Eric Ochs Peregrine
I have always wanted to try an Ochs folder. Eric's unmistakable style and claims of outstanding fit and finish lured me in. When the chance came to pick one up, I jumped on it. The fit and finish claim was 100% correct. This was a marvelously finished knife with flipping action and a detent that is among the best I have seen and handled. But as is sometimes the case with "unmistakable style" the Peregrine was just homely. The clip was a sculpted titanium clip like I have never seen before, but its curly Q shape made for an odd grip. The rounded then straight spine allowed for a good resting spot for a thumb but looked rather strange. And the blade shape, while effective, lacked a certain coherence that defines some of the best, most visually appealing blade shapes in the business--Loveless Drop Point Hunter this was not. Finally there was the knife's thickness. If the Benchmade 300SN was a hamburger of a knife, this portly knife was a Big Mac. This was one of the thickest knives I have ever carried and yet its blade was just at 3" inches long. I am glad I owned this knife. I know Eric is a talented maker and a few of his designs still appeal to me (I love his Lynx folder), but now I know that "unmistakable style" just isn't for me. If you like his look, don't hesitate--get an Ochs if you can, you just won't be competing with me in that hunt.
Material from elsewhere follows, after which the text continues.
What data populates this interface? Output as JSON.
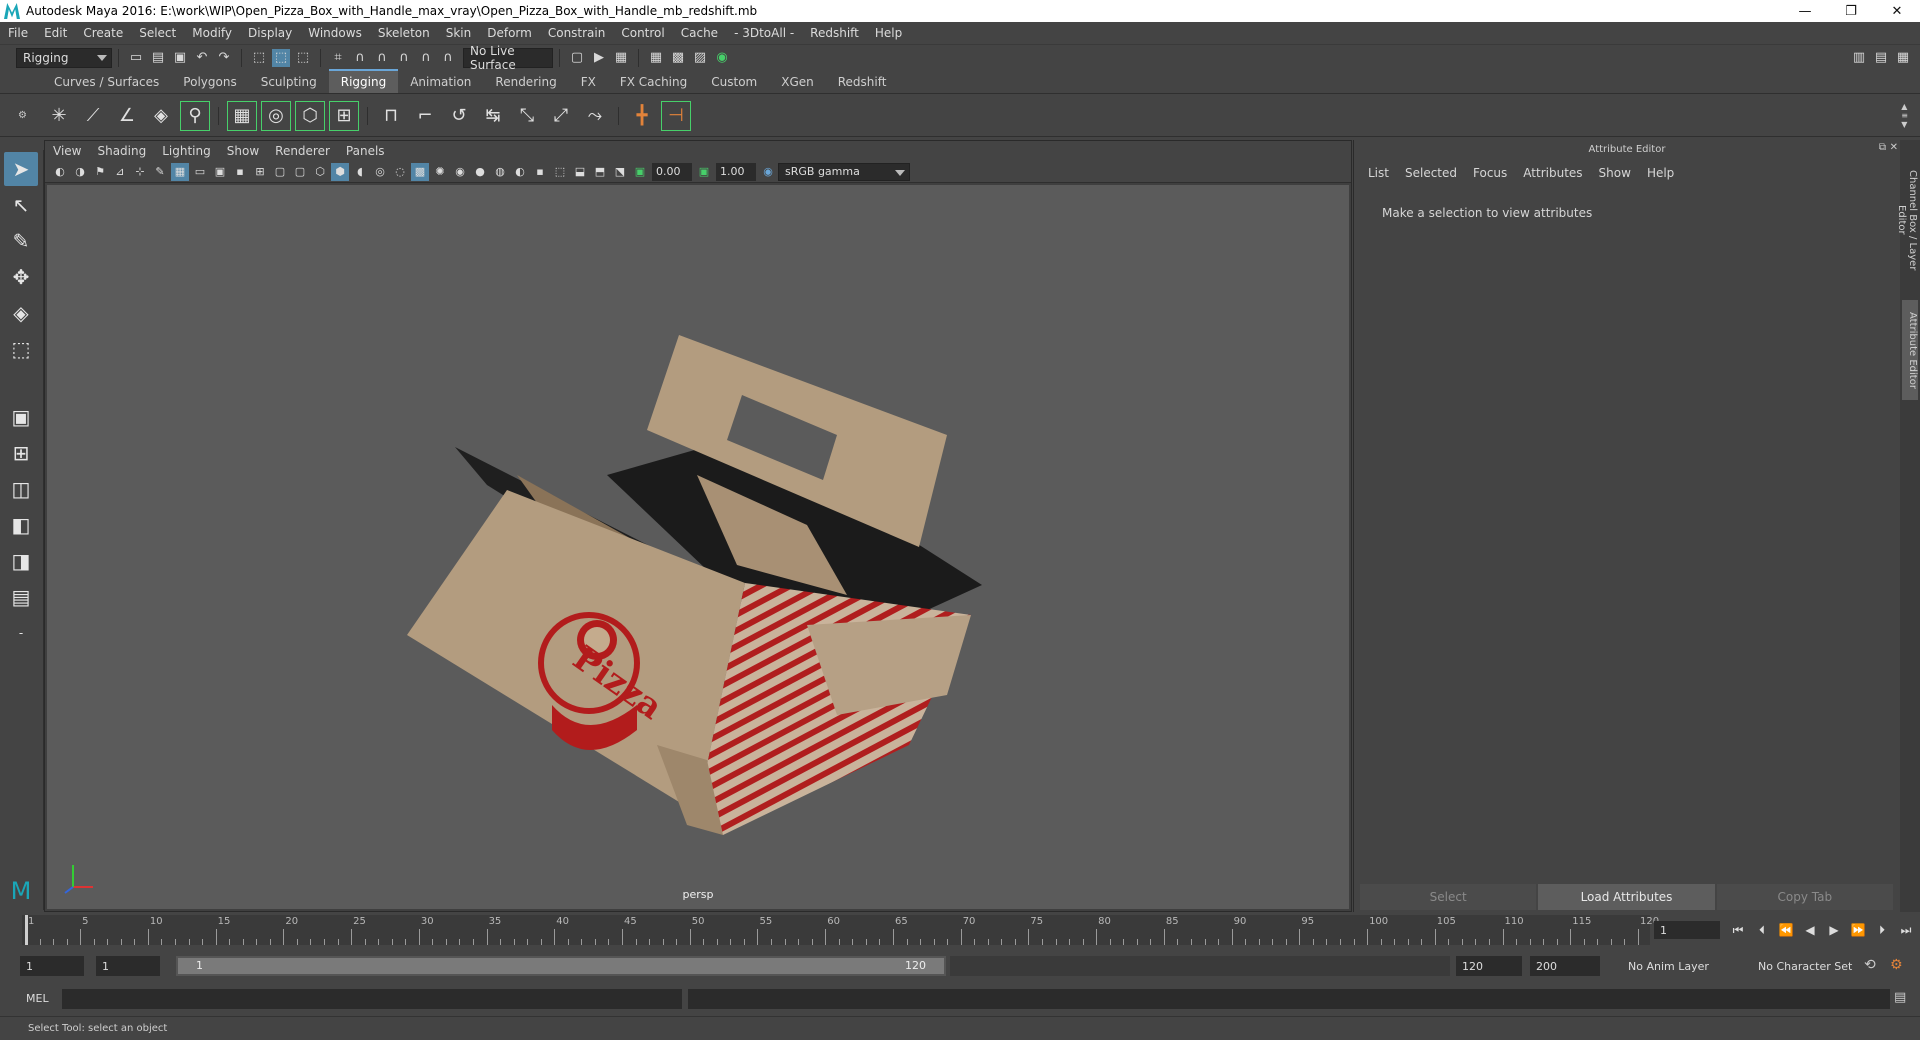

Overall Score: 14 out of 20 (Design: 0; Fit and Finish: 2; Grip: 2; Carry: 0; Steel: 2; Blade Shape: 1; Grind: 2; Deployment Method: 2; Retention Method: 1; Lock/Safety: 2).
Spyderco's evergreen blades are some of the best designs available--the Dragonfly, the Native, the Stretch, the Manix, the Paramilitary 2 and so on and so forth (note the omission of the Delica and Endura). Their Sprint Runs also contain gems--Caly 3 in HAP 40, all sorts of designs in ZDP-189. They also have a series of knifes called Little Big Knives that are some of my favorite production blades ever--the Techno, the Chaparral. But the Spyderco line up is also sprinkled with a smattering of knives that could only be grouped together as the Weirdo line. The T-Mag (a knife with a lock made of magnets), the Introvert (a knife with a flipper that also acts a finger loop), and the Myrtle (a knife with a weird blade shape). Some of these Weirdo Spydercos are great. I loved the Spyderco Junior, for example. But a lot of them are just super weird. The WolfSpyder, a collaboration between Spyderco and noted outdoorsman Ray Mears, is one of knives that is just weird.
First, it is designed as a bushcraft knife, but it is a folder. Odd. Second, it has a grossly asymmetric handle scale. No great. Finally it is a scandi grind S30V blade. Yikes. This is not a knife that people need to buy. There are too many weird things and odd, contradictory design decisions to make it worthwhile. Of the three great sins, the grind/steel combo is the most heinous. Taking a hard, chippy steel like S30V and combining it with a very thin scandi grind is a recipe for disaster. This is an edge that will, after some use, look like a house key.
None of this is to say that the WolfSpyder shouldn't have been made. It absolutely should have. It is this experimentation and willingness to make crazy things that keeps Spyderco at the top of their game. Even if there is no practical reason to buy this knife, lessons learned here, if history is a guide, will be passed along and trickle down into the evergreen products and new designs.
Overall Score: 14 out of 20 (Design: 0; Fit and Finish: 2; Grip: 1; Carry: 2; Steel: 1; Blade Shape: 1; Grind: 1; Deployment Method: 2; Retention Method: 2; Lock/Safety: 2).